Jobs to be done (JTBD) is a product development methodology that assumes that people only engage with products or services insofar as they help them satisfy some fundamental need, called a job. A "job" is a process of reaching some objective under given circumstances. It might be emotional, functional, or social. And, any given job may itself comprise many smaller jobs.
Jobs tend to be stable over time, in contrast to solutions, which may change as new technologies emerge.
These jobs exist independently of the means used to accomplish them. Companies, in essence, compete with one another by creating value through solving the job better than anyone else.
According to Jim Kalbach, JTBD is less of a methodology and more a way of thinking. It helps organizations and teams deliver value by focusing on what customers actually want to achieve. It reminds product teams that, in general, customers don't want to actually interact with their company; they just want to arrive at their desired end state.
In contrast to personas, which tend to lack deep context, JTBD brings context to the fore.
There are five key points to remember:
- JTBD as a framework assumes that nobody actually wants your product. They want to achieve an outcome or objective.
- A job is a process that someone undertakes to achieve that outcome. Your product can help with this.
- Jobs can be multi-faceted. Main jobs can comprise many subordinate jobs. They can be functional, but also emotional or social.
- Customer segments are best defined by shared needs and desired outcomes, not demographics.
- JTBD does not specify solutions. It’s about capturing needs.
- User personas communicate research about users
- Methods to overcome the limitations of personas
- JTBD Job Interview Structure
- Use JTBD stories to foreground the context in which a solution is required
- Focus product development on customer jobs that are important, tangible, unsatisfied, and lucrative
Kalbach, Jim, and Michael Schrage.
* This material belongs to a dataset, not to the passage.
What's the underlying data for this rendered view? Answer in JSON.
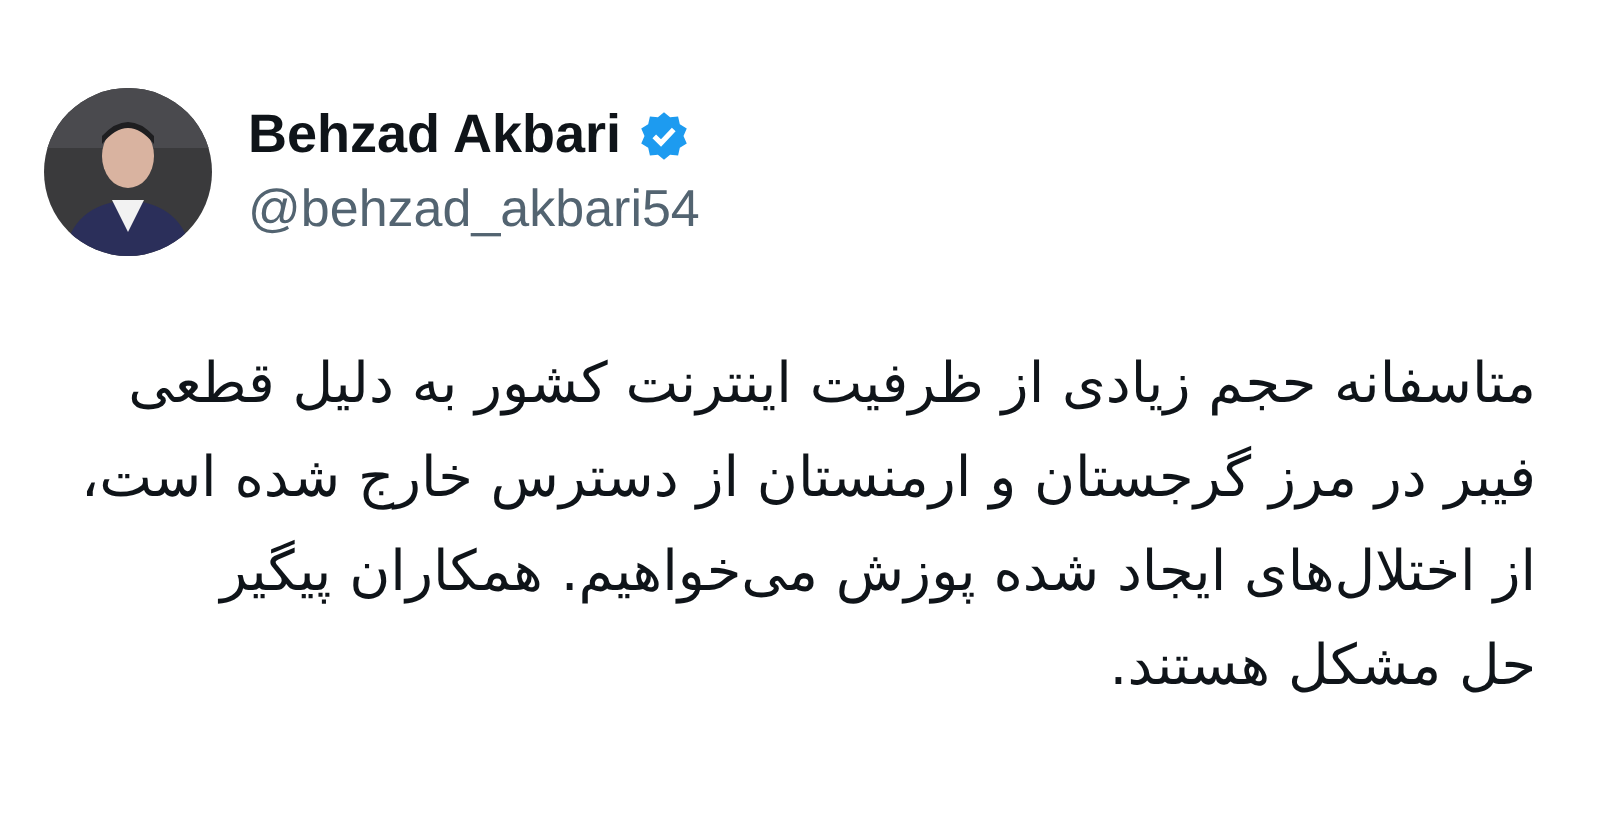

The Jobs To Be Done Playbook: Align Your Markets, Organization, and Strategy Around Customer Needs. New York: Two Waves Books, 2020.